======== EXCERPTED DATA

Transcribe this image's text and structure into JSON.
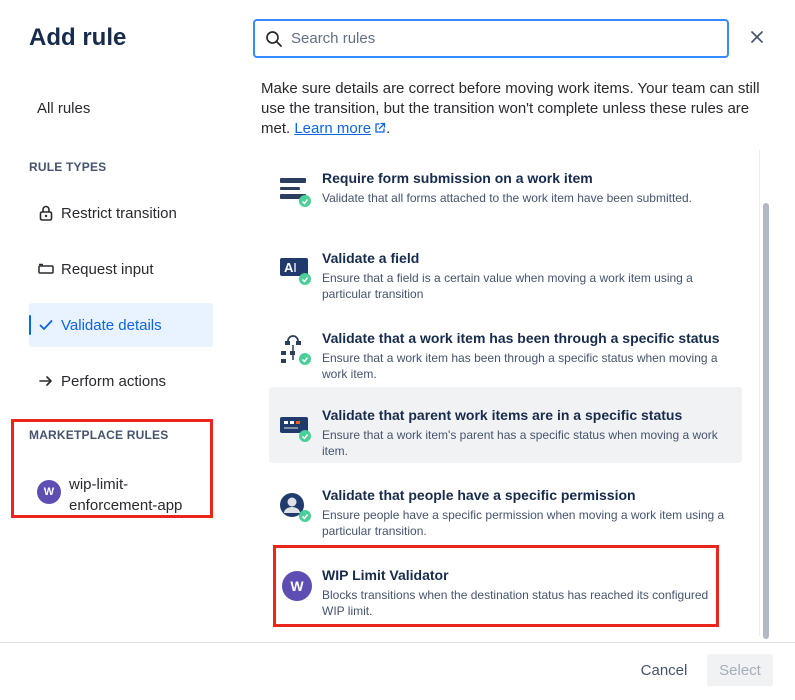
{
  "dialog": {
    "title": "Add rule",
    "close_icon": "close-icon"
  },
  "sidebar": {
    "all_rules": "All rules",
    "rule_types_heading": "RULE TYPES",
    "items": [
      {
        "label": "Restrict transition",
        "icon": "lock-icon"
      },
      {
        "label": "Request input",
        "icon": "input-box-icon"
      },
      {
        "label": "Validate details",
        "icon": "checkmark-icon",
        "selected": true
      },
      {
        "label": "Perform actions",
        "icon": "arrow-right-icon"
      }
    ],
    "marketplace_heading": "MARKETPLACE RULES",
    "marketplace_items": [
      {
        "label": "wip-limit-enforcement-app",
        "avatar": "W"
      }
    ]
  },
  "search": {
    "placeholder": "Search rules",
    "value": ""
  },
  "description": {
    "text": "Make sure details are correct before moving work items. Your team can still use the transition, but the transition won't complete unless these rules are met. ",
    "link": "Learn more",
    "suffix": "."
  },
  "rules": [
    {
      "title": "Require form submission on a work item",
      "desc": "Validate that all forms attached to the work item have been submitted.",
      "icon": "form-icon"
    },
    {
      "title": "Validate a field",
      "desc": "Ensure that a field is a certain value when moving a work item using a particular transition",
      "icon": "field-icon"
    },
    {
      "title": "Validate that a work item has been through a specific status",
      "desc": "Ensure that a work item has been through a specific status when moving a work item.",
      "icon": "status-flow-icon"
    },
    {
      "title": "Validate that parent work items are in a specific status",
      "desc": "Ensure that a work item's parent has a specific status when moving a work item.",
      "icon": "parent-status-icon"
    },
    {
      "title": "Validate that people have a specific permission",
      "desc": "Ensure people have a specific permission when moving a work item using a particular transition.",
      "icon": "person-permission-icon"
    },
    {
      "title": "WIP Limit Validator",
      "desc": "Blocks transitions when the destination status has reached its configured WIP limit.",
      "icon": "wip-avatar",
      "avatar": "W"
    }
  ],
  "footer": {
    "cancel": "Cancel",
    "select": "Select"
  },
  "colors": {
    "accent": "#0c66e4",
    "highlight_border": "#e8261c",
    "avatar": "#5e4db2"
  }
}
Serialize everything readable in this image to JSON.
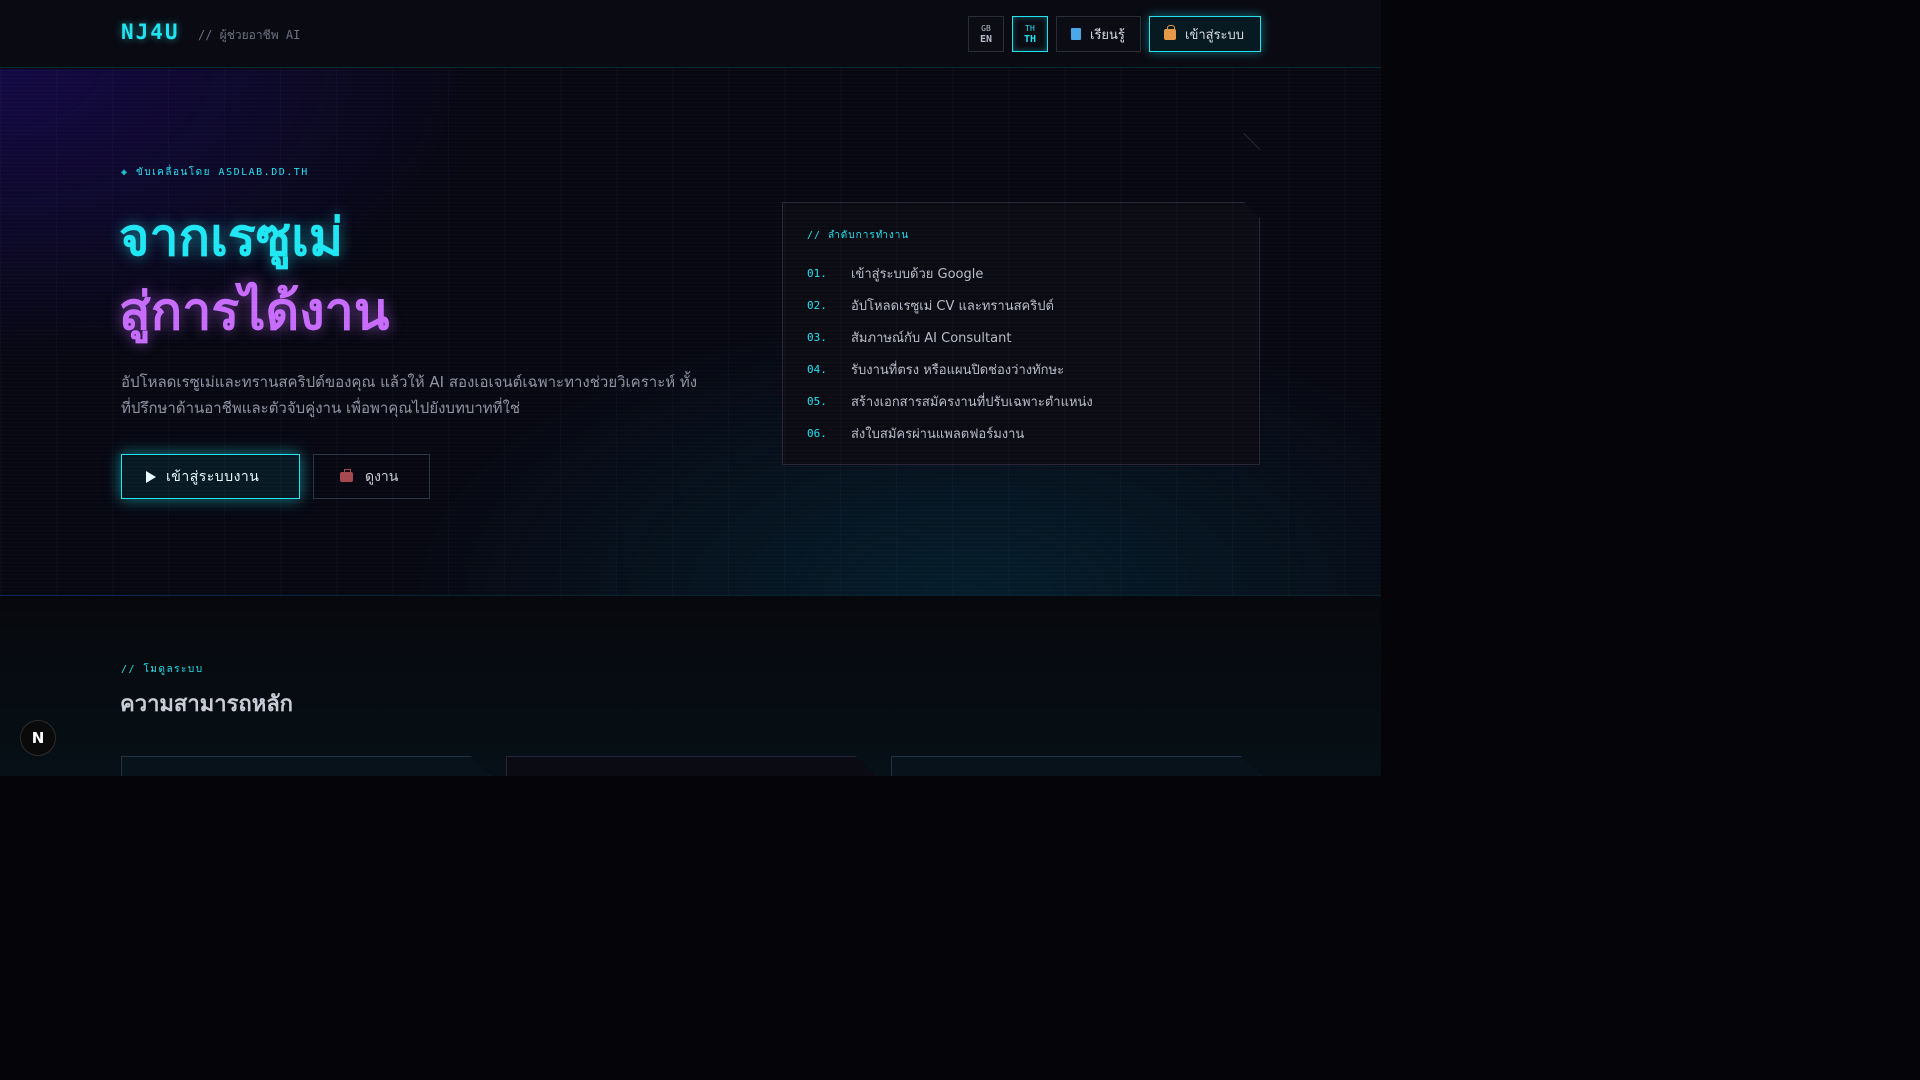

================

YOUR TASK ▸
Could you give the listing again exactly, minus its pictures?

ANSWER FOR THE TASK ▸
Transcribe this image's text and structure into JSON.
{
  "dialog": {
    "title": "Add rule",
    "close_icon": "close-icon"
  },
  "sidebar": {
    "all_rules": "All rules",
    "rule_types_heading": "RULE TYPES",
    "items": [
      {
        "label": "Restrict transition",
        "icon": "lock-icon"
      },
      {
        "label": "Request input",
        "icon": "input-box-icon"
      },
      {
        "label": "Validate details",
        "icon": "checkmark-icon",
        "selected": true
      },
      {
        "label": "Perform actions",
        "icon": "arrow-right-icon"
      }
    ],
    "marketplace_heading": "MARKETPLACE RULES",
    "marketplace_items": [
      {
        "label": "wip-limit-enforcement-app",
        "avatar": "W"
      }
    ]
  },
  "search": {
    "placeholder": "Search rules",
    "value": ""
  },
  "description": {
    "text": "Make sure details are correct before moving work items. Your team can still use the transition, but the transition won't complete unless these rules are met. ",
    "link": "Learn more",
    "suffix": "."
  },
  "rules": [
    {
      "title": "Require form submission on a work item",
      "desc": "Validate that all forms attached to the work item have been submitted.",
      "icon": "form-icon"
    },
    {
      "title": "Validate a field",
      "desc": "Ensure that a field is a certain value when moving a work item using a particular transition",
      "icon": "field-icon"
    },
    {
      "title": "Validate that a work item has been through a specific status",
      "desc": "Ensure that a work item has been through a specific status when moving a work item.",
      "icon": "status-flow-icon"
    },
    {
      "title": "Validate that parent work items are in a specific status",
      "desc": "Ensure that a work item's parent has a specific status when moving a work item.",
      "icon": "parent-status-icon"
    },
    {
      "title": "Validate that people have a specific permission",
      "desc": "Ensure people have a specific permission when moving a work item using a particular transition.",
      "icon": "person-permission-icon"
    },
    {
      "title": "WIP Limit Validator",
      "desc": "Blocks transitions when the destination status has reached its configured WIP limit.",
      "icon": "wip-avatar",
      "avatar": "W"
    }
  ],
  "footer": {
    "cancel": "Cancel",
    "select": "Select"
  },
  "colors": {
    "accent": "#0c66e4",
    "highlight_border": "#e8261c",
    "avatar": "#5e4db2"
  }
}
Serialize everything readable in this image to JSON.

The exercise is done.